Beautifully sketched illustrations of many of the women are by Cheshire artist, Nicky Thompson and the booklet has been researched by historian, Richard Lysons who gives information on where and how to do further research and follow-up reading.

Richard Lysons, also Chair of Friends of Littleborough Stations, said: “When you are sitting on a train it is not easy to appreciate what lies just beyond the station.

"Following the success of last Summer’s 1930s-style posters along the Chester to Piccadilly line, we wanted to find another way of encouraging people to step off the train and explore hidden histories, whether people’s lives or places.

"This eclectic mix of amazing women, who embody courage, intelligence, femininity and passion, was too good not to explore but so was the chance to highlight fantastic attractions place on the rail line, such as Rochdale’s Pioneer’s Museum, Elizabeth Gaskell’s house (Knutsford) as well as Halifax’s Shibden Hall, Calderdale Industrial Museum, Piece Hall and Eureka.”

Yorkshire-born, Dame Jenni Murray DBE, broadcaster, journalist and author, talks in the forward to the booklet about the ‘amazing women who were born with the grit of Cheshire, Derbyshire, Yorkshire and the great cities of Manchester and Leeds in their bones.”

These are the Calderdale women featured in the guide

Halifax: Anne Lister (1791 – 1840) Diarist and traveller

Anne was born in Halifax and moved to Shibden Hall in 1815. By 1836 she was the owner of the Shibden estate. In the 1820s and 1830s she travelled extensively in Western Europe, spending three years in Paris.

Her diaries amounted to 27 volumes, containing four million words, some written in a secret cipher. She died of fever in West Georgia, then a part of the Russian Empire,but her body is buried in Halifax Parish Church.

Halifax: Laura Annie Willson MBE (1877 – 1942) Engineer, house-builder & women’s rights campaigner

Laura was born in Halifax and started work at the age of ten in a local textile factory.

In 1899 she married George Henry Willson, a machine tool maker.

She became involved in the trade union movement and the fight for women’s suffrage.

She was imprisoned in 1907 after taking part in a weavers’ strike.

During the First World War Laura was manager of the women’s section of her husband’s factory.

In 1919 she co-founded the Women’s Engineering Society and went on to become the first woman member of the Federation of House Builders.

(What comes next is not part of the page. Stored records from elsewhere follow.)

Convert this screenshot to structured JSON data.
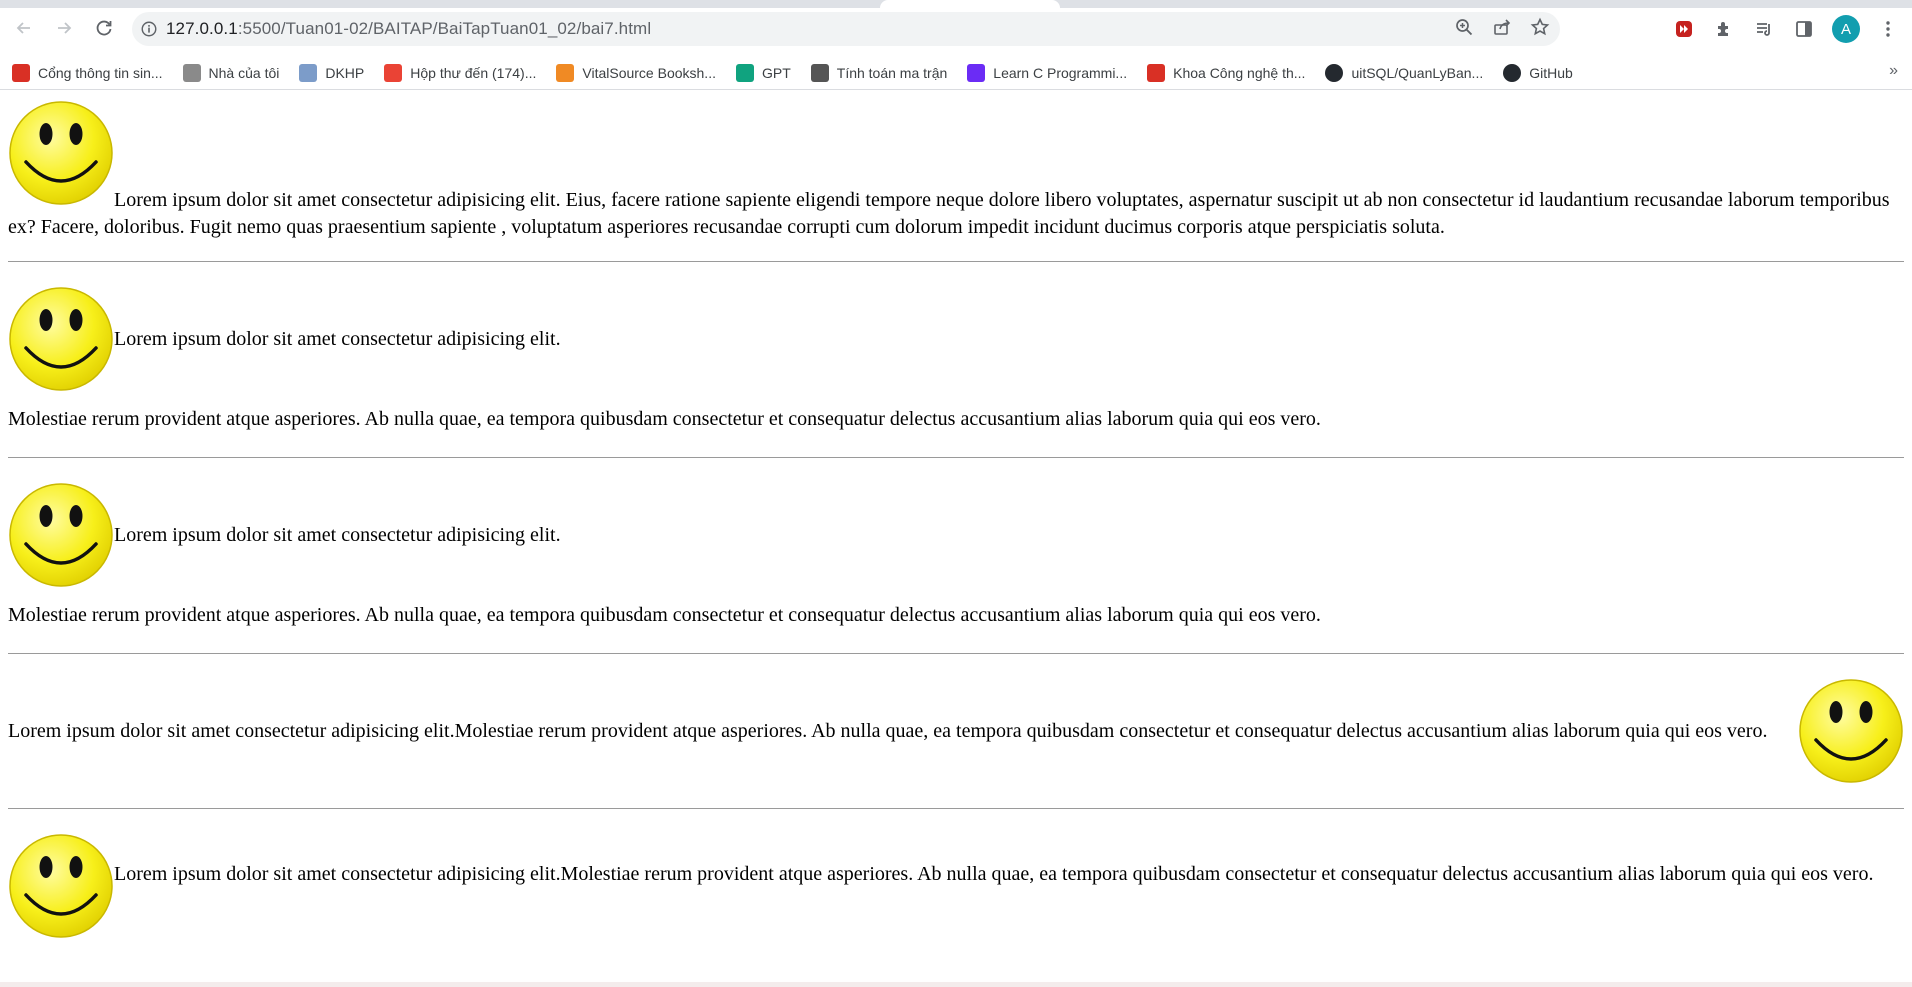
{
  "browser": {
    "url_host": "127.0.0.1",
    "url_rest": ":5500/Tuan01-02/BAITAP/BaiTapTuan01_02/bai7.html",
    "profile_initial": "A",
    "bookmarks": [
      {
        "label": "Cổng thông tin sin...",
        "icon": "uit-logo-icon",
        "color": "#d93025"
      },
      {
        "label": "Nhà của tôi",
        "icon": "home-page-icon",
        "color": "#8a8a8a"
      },
      {
        "label": "DKHP",
        "icon": "document-icon",
        "color": "#7c9cc9"
      },
      {
        "label": "Hộp thư đến (174)...",
        "icon": "gmail-icon",
        "color": "#ea4335"
      },
      {
        "label": "VitalSource Booksh...",
        "icon": "vitalsource-icon",
        "color": "#f08a24"
      },
      {
        "label": "GPT",
        "icon": "openai-icon",
        "color": "#10a37f"
      },
      {
        "label": "Tính toán ma trận",
        "icon": "matrix-icon",
        "color": "#555555"
      },
      {
        "label": "Learn C Programmi...",
        "icon": "programiz-icon",
        "color": "#6b2cf5"
      },
      {
        "label": "Khoa Công nghệ th...",
        "icon": "uit-logo-icon",
        "color": "#d93025"
      },
      {
        "label": "uitSQL/QuanLyBan...",
        "icon": "github-icon",
        "color": "#24292f"
      },
      {
        "label": "GitHub",
        "icon": "github-icon",
        "color": "#24292f"
      }
    ],
    "bookmarks_more": "»"
  },
  "page": {
    "sec1_text": "Lorem ipsum dolor sit amet consectetur adipisicing elit. Eius, facere ratione sapiente eligendi tempore neque dolore libero voluptates, aspernatur suscipit ut ab non consectetur id laudantium recusandae laborum temporibus ex? Facere, doloribus. Fugit nemo quas praesentium sapiente , voluptatum asperiores recusandae corrupti cum dolorum impedit incidunt ducimus corporis atque perspiciatis soluta.",
    "sec2_line1": "Lorem ipsum dolor sit amet consectetur adipisicing elit.",
    "sec2_line2": "Molestiae rerum provident atque asperiores. Ab nulla quae, ea tempora quibusdam consectetur et consequatur delectus accusantium alias laborum quia qui eos vero.",
    "sec3_line1": "Lorem ipsum dolor sit amet consectetur adipisicing elit.",
    "sec3_line2": "Molestiae rerum provident atque asperiores. Ab nulla quae, ea tempora quibusdam consectetur et consequatur delectus accusantium alias laborum quia qui eos vero.",
    "sec4_text": "Lorem ipsum dolor sit amet consectetur adipisicing elit.Molestiae rerum provident atque asperiores. Ab nulla quae, ea tempora quibusdam consectetur et consequatur delectus accusantium alias laborum quia qui eos vero.",
    "sec5_text": "Lorem ipsum dolor sit amet consectetur adipisicing elit.Molestiae rerum provident atque asperiores. Ab nulla quae, ea tempora quibusdam consectetur et consequatur delectus accusantium alias laborum quia qui eos vero."
  },
  "colors": {
    "smiley_face": "#f7ef1a",
    "smiley_edge": "#c9b800"
  }
}
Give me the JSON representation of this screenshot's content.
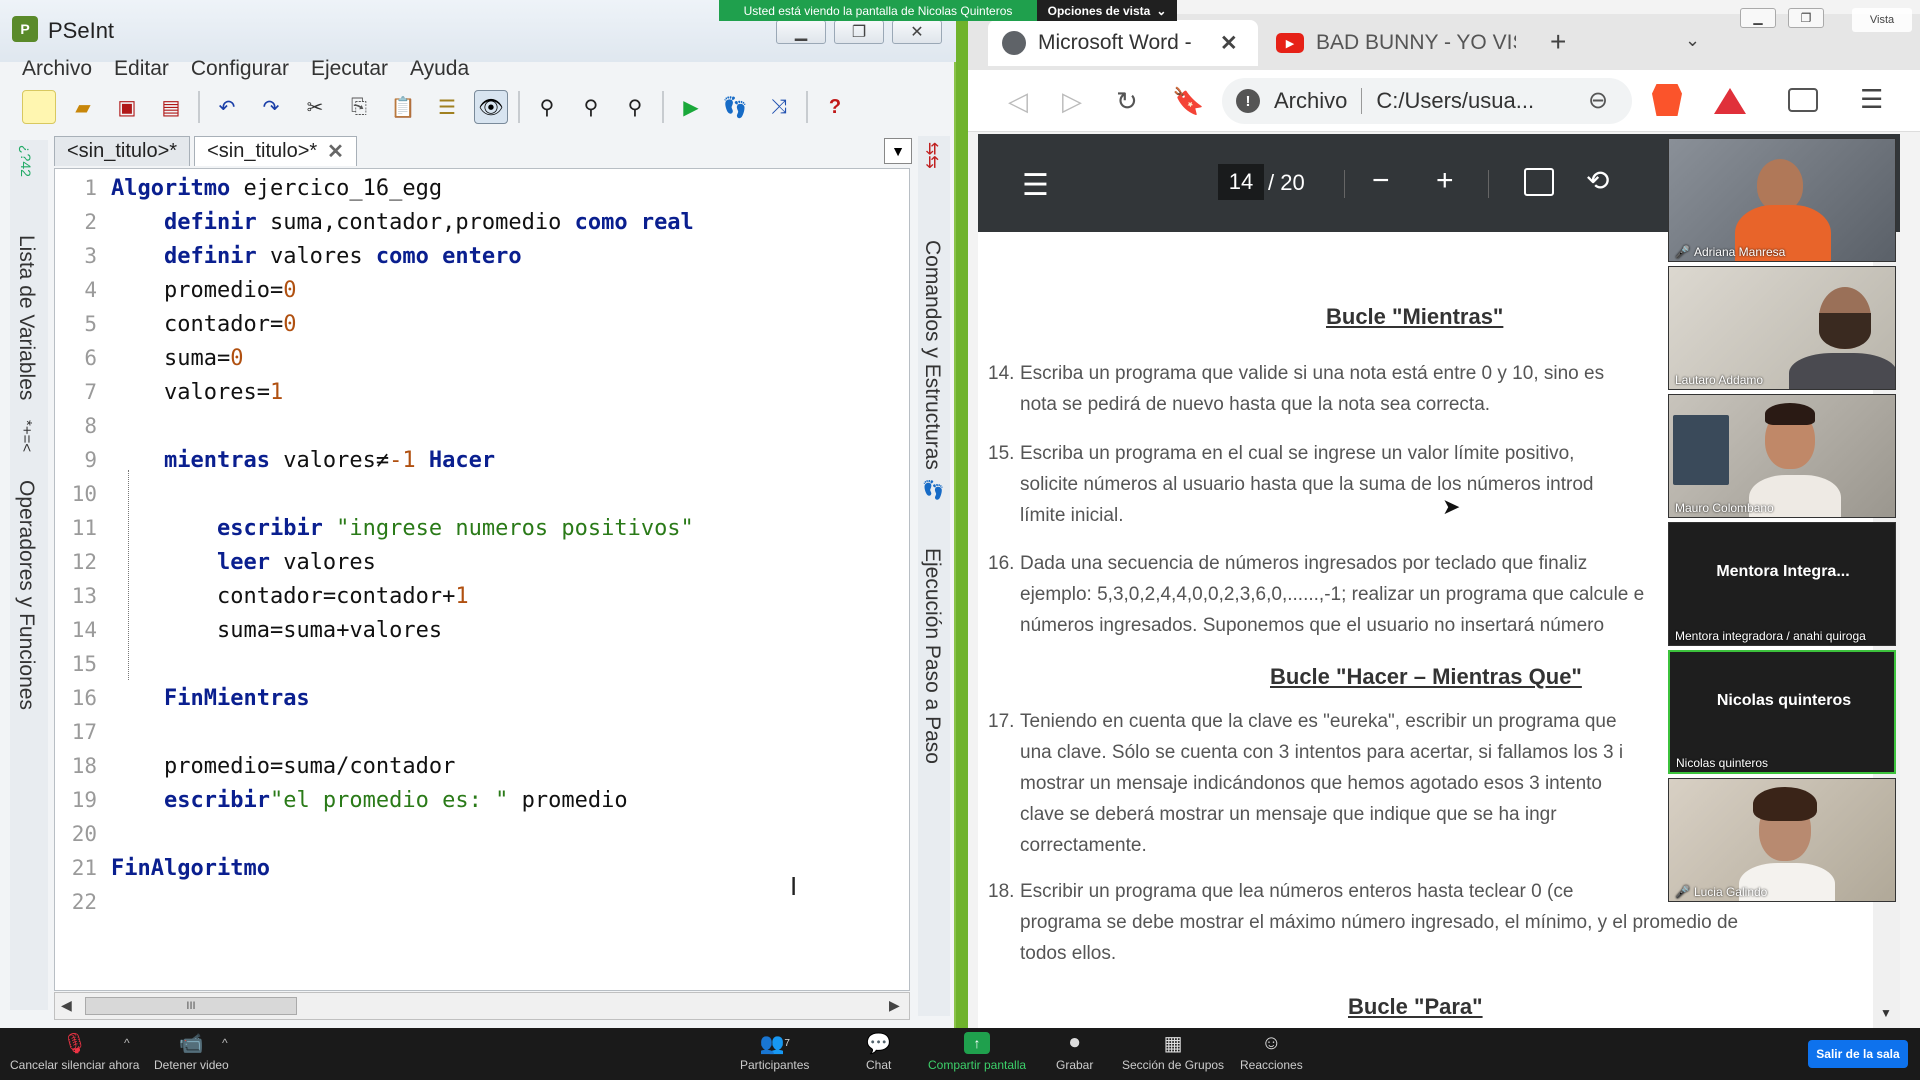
{
  "zoom_share": {
    "banner": "Usted está viendo la pantalla de Nicolas Quinteros",
    "view_options": "Opciones de vista",
    "corner_label": "Vista"
  },
  "pseint": {
    "title": "PSeInt",
    "menu": [
      "Archivo",
      "Editar",
      "Configurar",
      "Ejecutar",
      "Ayuda"
    ],
    "tabs": [
      "<sin_titulo>*",
      "<sin_titulo>*"
    ],
    "left_panel_labels": [
      "Lista de Variables",
      "Operadores y Funciones"
    ],
    "left_panel_symbols": [
      "*+=<",
      "¿?42"
    ],
    "right_panel_labels": [
      "Comandos y Estructuras",
      "Ejecución Paso a Paso"
    ],
    "line_numbers": [
      "1",
      "2",
      "3",
      "4",
      "5",
      "6",
      "7",
      "8",
      "9",
      "10",
      "11",
      "12",
      "13",
      "14",
      "15",
      "16",
      "17",
      "18",
      "19",
      "20",
      "21",
      "22"
    ],
    "code": {
      "l1_kw": "Algoritmo",
      "l1_rest": " ejercico_16_egg",
      "l2_kw": "definir",
      "l2_mid": " suma,contador,promedio ",
      "l2_kw2": "como real",
      "l3_kw": "definir",
      "l3_mid": " valores ",
      "l3_kw2": "como entero",
      "l4_var": "promedio=",
      "l4_num": "0",
      "l5_var": "contador=",
      "l5_num": "0",
      "l6_var": "suma=",
      "l6_num": "0",
      "l7_var": "valores=",
      "l7_num": "1",
      "l9_kw": "mientras",
      "l9_mid": " valores",
      "l9_op": "≠",
      "l9_num": "-1",
      "l9_kw2": " Hacer",
      "l11_kw": "escribir",
      "l11_str": " \"ingrese numeros positivos\"",
      "l12_kw": "leer",
      "l12_rest": " valores",
      "l13_var": "contador=contador",
      "l13_op": "+",
      "l13_num": "1",
      "l14_var": "suma=suma",
      "l14_op": "+",
      "l14_rest": "valores",
      "l16_kw": "FinMientras",
      "l18_var": "promedio=suma/contador",
      "l19_kw": "escribir",
      "l19_str": "\"el promedio es: \"",
      "l19_rest": " promedio",
      "l21_kw": "FinAlgoritmo"
    },
    "scroll_thumb": "III"
  },
  "browser": {
    "tab_active": "Microsoft Word - ",
    "tab_youtube": "BAD BUNNY - YO VIS",
    "address_label": "Archivo",
    "address_url": "C:/Users/usua...",
    "pdf_page": "14",
    "pdf_total": "/ 20"
  },
  "pdf": {
    "h_mientras": "Bucle \"Mientras\"",
    "h_hacer": "Bucle \"Hacer – Mientras Que\"",
    "h_para": "Bucle \"Para\"",
    "items": [
      {
        "n": "14.",
        "lines": [
          "Escriba un programa que valide si una nota está entre 0 y 10, sino es",
          "nota se pedirá de nuevo hasta que la nota sea correcta."
        ]
      },
      {
        "n": "15.",
        "lines": [
          "Escriba un programa en el cual se ingrese un valor límite positivo,",
          "solicite números al usuario hasta que la suma de los números introd",
          "límite inicial."
        ]
      },
      {
        "n": "16.",
        "lines": [
          "Dada una secuencia de números ingresados por teclado que finaliz",
          "ejemplo: 5,3,0,2,4,4,0,0,2,3,6,0,......,-1; realizar un programa que calcule e",
          "números ingresados. Suponemos que el usuario no insertará número"
        ]
      },
      {
        "n": "17.",
        "lines": [
          "Teniendo en cuenta que la clave es \"eureka\", escribir un programa que",
          "una clave. Sólo se cuenta con 3 intentos para acertar, si fallamos los 3 i",
          "mostrar un mensaje indicándonos que hemos agotado esos 3 intento",
          "clave se deberá mostrar un mensaje que indique que se ha ingr",
          "correctamente."
        ]
      },
      {
        "n": "18.",
        "lines": [
          "Escribir un programa que lea números enteros hasta teclear 0 (ce",
          "programa se debe mostrar el máximo número ingresado, el mínimo, y el promedio de",
          "todos ellos."
        ]
      }
    ]
  },
  "participants": [
    {
      "name": "Adriana Manresa",
      "muted": true,
      "video": true
    },
    {
      "name": "Lautaro Addamo",
      "muted": false,
      "video": true
    },
    {
      "name": "Mauro Colombano",
      "muted": false,
      "video": true
    },
    {
      "name": "Mentora integradora / anahi quiroga",
      "display": "Mentora  Integra...",
      "muted": false,
      "video": false
    },
    {
      "name": "Nicolas quinteros",
      "display": "Nicolas quinteros",
      "muted": false,
      "video": false,
      "active": true
    },
    {
      "name": "Lucia Galindo",
      "muted": true,
      "video": true
    }
  ],
  "zoom_bar": {
    "unmute": "Cancelar silenciar ahora",
    "stop_video": "Detener video",
    "participants": "Participantes",
    "participants_count": "7",
    "chat": "Chat",
    "share": "Compartir pantalla",
    "record": "Grabar",
    "breakout": "Sección de Grupos",
    "reactions": "Reacciones",
    "leave": "Salir de la sala"
  }
}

Hebden Bridge: Ethel Carnie Holdsworth (1886 – 1962) Writer, feminist & journalist

Ethel was born in Oswaldtwistle and worked in mills from the age of eleven. Her first book of poetry,

‘Rhymes from the Factory’, was published in 1907. This later came to the attention of Robert Blatchford of the Clarion, a weekly socialist newspaper.

He offered Ethel a job writing for ‘The Woman Worker’ newspaper.

She continued to write both poetry and novels.One of Ethel’s novels, ‘Helen of Four Gates’, was made into a film in 1920, using locations around Hebden Bridge.

Ethel lived near Hebden Bridge in the 1920s where she and her husband, Alfred, edited ‘The Clear Light’, an anti-fascist journal.

Hebden Bridge: Sylvia Plath 1932 – 1963 Novelist & poet

Sylvia was born in Boston USA and studied at Smith College and Cambridge University.

She married fellow poet, Ted Hughes in 1956. The couple moved to England in 1959 and had two children.

They separated in 1962 and Sylvia took her own life in early 1963, after suffering from depression for many years. Sylvia's novel, The Bell Jar, was published posthumously, as was her book of poetry, Ariel.

In 1982 she was awarded the Pulitzer Prize for Poetry to honour her Collected Poems. Sylvia's grave can be found in Heptonstall, a small village close to Hebden Bridge.